**Provided data**
-=-=-

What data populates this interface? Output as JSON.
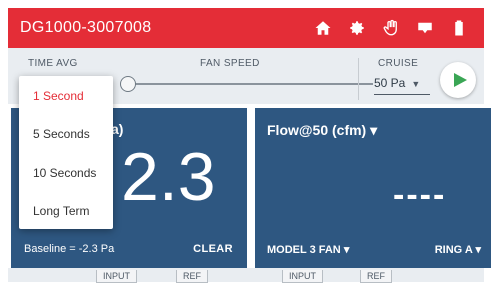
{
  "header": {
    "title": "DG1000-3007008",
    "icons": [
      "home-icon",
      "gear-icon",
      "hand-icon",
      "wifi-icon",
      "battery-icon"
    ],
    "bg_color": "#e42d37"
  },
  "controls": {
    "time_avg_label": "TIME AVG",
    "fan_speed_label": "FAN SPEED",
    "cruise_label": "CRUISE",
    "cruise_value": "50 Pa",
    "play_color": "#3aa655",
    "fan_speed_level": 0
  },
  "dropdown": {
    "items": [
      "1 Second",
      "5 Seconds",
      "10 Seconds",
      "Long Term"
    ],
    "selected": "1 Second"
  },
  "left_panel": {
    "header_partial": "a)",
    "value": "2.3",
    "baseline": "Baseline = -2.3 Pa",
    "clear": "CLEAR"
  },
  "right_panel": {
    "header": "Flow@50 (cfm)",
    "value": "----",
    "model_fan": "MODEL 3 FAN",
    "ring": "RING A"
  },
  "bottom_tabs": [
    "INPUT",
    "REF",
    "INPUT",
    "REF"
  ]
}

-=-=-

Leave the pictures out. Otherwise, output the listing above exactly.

What data populates this interface? Output as JSON.
{
  "header": {
    "title": "DG1000-3007008",
    "icons": [
      "home-icon",
      "gear-icon",
      "hand-icon",
      "wifi-icon",
      "battery-icon"
    ],
    "bg_color": "#e42d37"
  },
  "controls": {
    "time_avg_label": "TIME AVG",
    "fan_speed_label": "FAN SPEED",
    "cruise_label": "CRUISE",
    "cruise_value": "50 Pa",
    "play_color": "#3aa655",
    "fan_speed_level": 0
  },
  "dropdown": {
    "items": [
      "1 Second",
      "5 Seconds",
      "10 Seconds",
      "Long Term"
    ],
    "selected": "1 Second"
  },
  "left_panel": {
    "header_partial": "a)",
    "value": "2.3",
    "baseline": "Baseline = -2.3 Pa",
    "clear": "CLEAR"
  },
  "right_panel": {
    "header": "Flow@50 (cfm)",
    "value": "----",
    "model_fan": "MODEL 3 FAN",
    "ring": "RING A"
  },
  "bottom_tabs": [
    "INPUT",
    "REF",
    "INPUT",
    "REF"
  ]
}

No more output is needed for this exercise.